- Enrollment status. In order to qualify for Federal financial aid you must be enrolled as at least a student for half of your time. Each school ultimately makes the determination on what “half time” is, but typically you’re looking at 6 credit hours or more.
- Highest level of education for parents. The parents’ highest level of education completed is the key in determining eligibility for “First in the Family to College” type scholarships. The name is pretty self explanatory. If your child is the first in the family to attend college, they’ll end up eligible for even more Government aid. This is a nice program and incentive for those families who are newcomers to higher education.
Don’t Leave Free College Money on the Table
The biggest mistake many families make when applying for college is assuming they won’t be eligible for financial aid.
No matter how much money you earn, what type of degree you’re pursuing or how much time your child plans on devoting to college, it’s within your best interest to at least fill out a FAFSA form and see what you qualify for. Also make sure to check out our 5 tips on how to fill out the FAFSA form.
The form is free to submit, so really there’s no reason NOT to do it. With the right information and the right approach, you could significantly bring down the out of pocket costs you’ll be responsible for when sending your child to college.
As always, do your homework and research thoroughly. You can start right here. I’ve included links below to several reports that can help teach you how to maximize your college aid potential.

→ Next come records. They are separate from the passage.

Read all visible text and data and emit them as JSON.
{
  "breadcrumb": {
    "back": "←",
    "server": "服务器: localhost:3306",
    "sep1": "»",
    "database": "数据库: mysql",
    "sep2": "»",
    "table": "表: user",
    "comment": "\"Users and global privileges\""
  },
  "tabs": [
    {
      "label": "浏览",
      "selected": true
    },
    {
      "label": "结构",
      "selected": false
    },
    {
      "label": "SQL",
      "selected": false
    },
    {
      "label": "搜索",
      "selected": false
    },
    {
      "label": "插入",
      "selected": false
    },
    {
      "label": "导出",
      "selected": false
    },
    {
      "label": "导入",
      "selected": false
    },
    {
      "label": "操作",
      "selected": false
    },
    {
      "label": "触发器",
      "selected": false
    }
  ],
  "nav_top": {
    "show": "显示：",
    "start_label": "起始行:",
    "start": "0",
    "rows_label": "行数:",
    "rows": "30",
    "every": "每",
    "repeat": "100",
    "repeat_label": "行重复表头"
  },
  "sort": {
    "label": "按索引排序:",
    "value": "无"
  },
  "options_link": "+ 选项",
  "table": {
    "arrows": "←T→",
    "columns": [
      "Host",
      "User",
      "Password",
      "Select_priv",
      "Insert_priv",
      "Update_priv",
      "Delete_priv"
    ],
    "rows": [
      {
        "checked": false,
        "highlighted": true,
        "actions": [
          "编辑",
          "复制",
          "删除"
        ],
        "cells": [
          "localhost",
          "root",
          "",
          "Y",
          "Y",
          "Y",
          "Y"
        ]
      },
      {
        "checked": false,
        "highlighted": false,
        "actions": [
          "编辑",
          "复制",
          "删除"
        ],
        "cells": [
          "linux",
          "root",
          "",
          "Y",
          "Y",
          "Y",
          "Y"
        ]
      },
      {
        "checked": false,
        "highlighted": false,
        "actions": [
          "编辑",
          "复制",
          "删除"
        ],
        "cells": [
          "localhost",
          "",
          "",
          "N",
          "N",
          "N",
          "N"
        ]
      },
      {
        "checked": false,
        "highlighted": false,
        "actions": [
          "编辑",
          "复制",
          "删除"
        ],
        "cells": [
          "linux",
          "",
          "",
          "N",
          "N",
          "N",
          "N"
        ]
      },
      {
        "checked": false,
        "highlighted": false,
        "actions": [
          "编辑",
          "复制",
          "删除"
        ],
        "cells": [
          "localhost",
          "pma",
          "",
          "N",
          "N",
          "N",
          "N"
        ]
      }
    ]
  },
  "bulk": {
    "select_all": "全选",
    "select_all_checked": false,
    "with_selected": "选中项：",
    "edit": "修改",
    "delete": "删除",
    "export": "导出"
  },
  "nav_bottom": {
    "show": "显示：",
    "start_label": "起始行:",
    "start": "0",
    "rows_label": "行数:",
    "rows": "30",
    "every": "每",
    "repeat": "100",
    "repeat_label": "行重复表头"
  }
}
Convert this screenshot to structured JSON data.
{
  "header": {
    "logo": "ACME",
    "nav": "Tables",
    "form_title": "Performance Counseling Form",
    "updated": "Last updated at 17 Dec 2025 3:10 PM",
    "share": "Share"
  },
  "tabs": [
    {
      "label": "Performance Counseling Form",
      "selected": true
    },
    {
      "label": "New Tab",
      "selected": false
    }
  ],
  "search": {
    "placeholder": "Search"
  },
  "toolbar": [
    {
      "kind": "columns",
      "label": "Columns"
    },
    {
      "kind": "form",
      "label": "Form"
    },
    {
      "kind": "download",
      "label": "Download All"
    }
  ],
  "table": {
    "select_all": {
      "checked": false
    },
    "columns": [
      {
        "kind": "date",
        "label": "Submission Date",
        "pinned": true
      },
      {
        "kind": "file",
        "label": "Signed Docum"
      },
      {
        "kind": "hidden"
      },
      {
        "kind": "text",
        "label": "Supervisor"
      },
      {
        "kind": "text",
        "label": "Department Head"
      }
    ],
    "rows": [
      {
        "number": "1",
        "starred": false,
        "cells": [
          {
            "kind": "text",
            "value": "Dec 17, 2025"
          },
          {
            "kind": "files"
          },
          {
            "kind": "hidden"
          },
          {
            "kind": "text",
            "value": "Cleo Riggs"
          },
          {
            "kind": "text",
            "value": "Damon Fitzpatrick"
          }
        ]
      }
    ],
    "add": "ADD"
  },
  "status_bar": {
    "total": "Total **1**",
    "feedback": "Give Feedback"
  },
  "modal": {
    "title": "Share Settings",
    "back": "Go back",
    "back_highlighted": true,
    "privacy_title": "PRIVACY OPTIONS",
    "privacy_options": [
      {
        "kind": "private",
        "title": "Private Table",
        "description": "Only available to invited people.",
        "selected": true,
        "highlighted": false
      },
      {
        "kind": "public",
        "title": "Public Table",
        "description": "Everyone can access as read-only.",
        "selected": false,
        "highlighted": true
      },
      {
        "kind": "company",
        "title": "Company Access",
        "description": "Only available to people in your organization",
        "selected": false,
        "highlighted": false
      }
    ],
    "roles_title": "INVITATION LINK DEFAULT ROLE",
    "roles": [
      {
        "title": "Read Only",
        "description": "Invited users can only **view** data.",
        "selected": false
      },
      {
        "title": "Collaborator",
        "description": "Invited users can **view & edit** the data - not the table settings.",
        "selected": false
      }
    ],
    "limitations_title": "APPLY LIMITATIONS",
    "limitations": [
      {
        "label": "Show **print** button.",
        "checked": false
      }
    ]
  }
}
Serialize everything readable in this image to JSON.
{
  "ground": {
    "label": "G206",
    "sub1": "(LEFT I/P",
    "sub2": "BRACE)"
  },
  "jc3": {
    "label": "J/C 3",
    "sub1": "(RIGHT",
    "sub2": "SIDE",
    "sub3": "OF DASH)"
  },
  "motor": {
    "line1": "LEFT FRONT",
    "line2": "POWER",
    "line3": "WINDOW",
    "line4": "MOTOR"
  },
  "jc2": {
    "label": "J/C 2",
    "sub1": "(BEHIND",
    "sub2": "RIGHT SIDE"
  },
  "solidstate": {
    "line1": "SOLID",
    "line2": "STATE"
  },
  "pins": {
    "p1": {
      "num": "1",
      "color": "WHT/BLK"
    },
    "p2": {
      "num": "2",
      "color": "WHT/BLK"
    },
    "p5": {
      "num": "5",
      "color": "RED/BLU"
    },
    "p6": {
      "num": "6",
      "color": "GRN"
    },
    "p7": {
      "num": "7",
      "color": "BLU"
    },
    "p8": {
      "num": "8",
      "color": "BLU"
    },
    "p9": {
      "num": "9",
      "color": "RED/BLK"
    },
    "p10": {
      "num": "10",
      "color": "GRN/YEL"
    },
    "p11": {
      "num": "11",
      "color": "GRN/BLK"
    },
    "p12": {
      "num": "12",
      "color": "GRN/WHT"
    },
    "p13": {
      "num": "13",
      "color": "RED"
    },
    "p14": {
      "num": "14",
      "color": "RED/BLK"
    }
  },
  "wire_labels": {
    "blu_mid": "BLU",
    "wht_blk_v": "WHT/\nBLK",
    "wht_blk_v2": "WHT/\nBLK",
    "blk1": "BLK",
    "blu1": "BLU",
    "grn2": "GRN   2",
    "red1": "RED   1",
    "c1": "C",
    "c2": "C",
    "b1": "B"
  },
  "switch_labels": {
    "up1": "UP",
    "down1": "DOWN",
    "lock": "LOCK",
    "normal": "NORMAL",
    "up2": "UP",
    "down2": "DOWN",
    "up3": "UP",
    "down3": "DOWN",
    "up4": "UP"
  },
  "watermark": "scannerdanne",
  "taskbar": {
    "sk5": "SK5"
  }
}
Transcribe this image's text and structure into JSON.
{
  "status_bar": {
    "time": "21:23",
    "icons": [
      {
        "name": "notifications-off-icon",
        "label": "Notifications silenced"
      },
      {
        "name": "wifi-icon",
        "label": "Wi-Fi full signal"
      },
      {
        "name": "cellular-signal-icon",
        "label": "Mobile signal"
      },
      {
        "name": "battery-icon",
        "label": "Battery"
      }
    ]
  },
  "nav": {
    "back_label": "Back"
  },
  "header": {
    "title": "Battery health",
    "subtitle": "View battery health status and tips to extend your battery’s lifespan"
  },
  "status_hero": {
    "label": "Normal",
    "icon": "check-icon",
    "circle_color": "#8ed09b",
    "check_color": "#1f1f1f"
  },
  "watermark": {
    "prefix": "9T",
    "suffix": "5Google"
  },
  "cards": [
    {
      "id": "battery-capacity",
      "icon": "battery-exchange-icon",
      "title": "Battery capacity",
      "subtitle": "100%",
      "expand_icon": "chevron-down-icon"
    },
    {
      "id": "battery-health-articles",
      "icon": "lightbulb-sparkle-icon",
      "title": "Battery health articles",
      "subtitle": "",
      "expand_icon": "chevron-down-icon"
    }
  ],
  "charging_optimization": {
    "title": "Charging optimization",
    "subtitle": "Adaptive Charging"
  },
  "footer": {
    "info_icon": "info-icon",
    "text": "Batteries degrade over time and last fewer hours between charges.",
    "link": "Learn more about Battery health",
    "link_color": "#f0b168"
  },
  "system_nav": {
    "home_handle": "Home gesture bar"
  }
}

Make sure to also have a look at the U.S. Department of Education student loans web site for more information.
Good luck and good learning.
To your successful college search,